Wednesday, February 22, 2012

Making Characters

Or How to Go Pleasantly Crazy
by Bethany Maines
A few weeks ago I set out to write about my character development process, but got somewhat distracted by cheese. I don’t apologize for that – cheese is great. It’s not an obsession or anything; it’s perfectly natural to like cheese. I don’t have a problem; I can quit any time I want to.  Stop staring at me.  Anyway, I promised I would really get back to the topic of character development in today’s blog. 

When I first start my characters, I like to start with a template I developed that includes these basic statistics. (You can check out some condensed versions of my character dossiers on my website.)

NAME: Nikki Lanier
DOB: 22 April (25 years old)
HEIGHT: 5’4”
HAIR: red
EYES: grey

Now I know some of you are probably thinking, “Why start with physical stats? Can’t I just start writing?” Of course you can! I frequently discover many excellent things about my character as my story progresses. But I think a story really only gets good when the facts of the plot collide with the facts of the character. The conflicts between plot events and character drive action, and the better I know my characters, the more realistically I can depict their reactions to events.

You’ll notice in my example, that I don’t put a year on my Date of Birth. The reason for this is purely practical. While it is important that you know what was going on while my character was growing up, my experience that if I put down 1987 for my 25 year old heroine, that by the time I get done editing and get the book into print that my heroine could be 34. My advice? Don’t mess with maths. Within the text of the book, just say that your character is 25 and leave it at that. 

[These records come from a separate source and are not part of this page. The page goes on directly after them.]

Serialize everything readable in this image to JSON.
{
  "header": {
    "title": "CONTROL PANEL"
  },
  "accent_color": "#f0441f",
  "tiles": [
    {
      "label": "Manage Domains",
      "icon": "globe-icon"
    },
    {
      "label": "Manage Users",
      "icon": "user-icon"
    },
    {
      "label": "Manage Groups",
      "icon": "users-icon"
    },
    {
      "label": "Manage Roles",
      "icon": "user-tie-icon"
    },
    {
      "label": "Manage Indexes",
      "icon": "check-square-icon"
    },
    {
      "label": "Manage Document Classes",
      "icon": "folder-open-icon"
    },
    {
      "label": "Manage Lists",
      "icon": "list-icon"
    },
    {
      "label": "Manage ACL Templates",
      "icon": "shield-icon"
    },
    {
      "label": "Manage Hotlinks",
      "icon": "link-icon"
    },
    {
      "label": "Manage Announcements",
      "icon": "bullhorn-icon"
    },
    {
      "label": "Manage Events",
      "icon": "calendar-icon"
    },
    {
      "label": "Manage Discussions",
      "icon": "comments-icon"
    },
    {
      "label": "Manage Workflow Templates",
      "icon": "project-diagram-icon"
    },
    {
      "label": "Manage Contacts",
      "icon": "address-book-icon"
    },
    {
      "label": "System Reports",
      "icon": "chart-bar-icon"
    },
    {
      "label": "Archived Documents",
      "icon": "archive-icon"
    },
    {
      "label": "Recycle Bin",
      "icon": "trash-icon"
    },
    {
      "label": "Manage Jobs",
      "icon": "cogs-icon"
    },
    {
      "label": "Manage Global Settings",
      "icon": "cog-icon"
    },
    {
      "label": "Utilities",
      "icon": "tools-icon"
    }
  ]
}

I also know a lot of writers who struggle with the height and weight aspect when building a character, particularly when it comes to the opposite gender. To that problem I offer you Mixed Martial Arts, or really any sport that lists fighter stats. I personally love the UFC website. Using their fighter pics allow me to get a look at body types and more closely match height & weight to the character in my mind. I also usually add about 10 pounds to my character since the weights listed are “fighting” weights and even the fighters don’t live at those weights.  Another option is to use one of the multitude of free on-line BMI calculators that allow you to play with height & weight to build a person.  (Note to dude writers: asking women friends their weight is not a good option. Danger! Danger! Avoid!)

Once I get the basics filled in I add a couple of other items to my dossiers. Favorite swear word, favorite Super Bowl food, nick-names or aliases, scars, favorite band, and favorite color are a few the common selections on my character template.  From there I usually branch out into character exercises, write up a brief outline of a characters back-story, and sometimes put together a Pinterest board of things the character would love. My goal is to make my characters as real as I possibly can.  Sometimes, when they wake me up or won’t leave alone until I write something down, I think maybe I succeed too much.  But I’m ok with that.

1 comment:

  1. Damn, I wanted to hear more about cheese! Seriously, this was an excellent post. I love the idea of using the UFC website for physical attributes. I also like that you think about things like your characters fav color, Super Bowl food, etc. . . I think having pieces of information like that make the characters much more three dimensional and real.

    Thanks for another good post, even if it didn't involve cheese!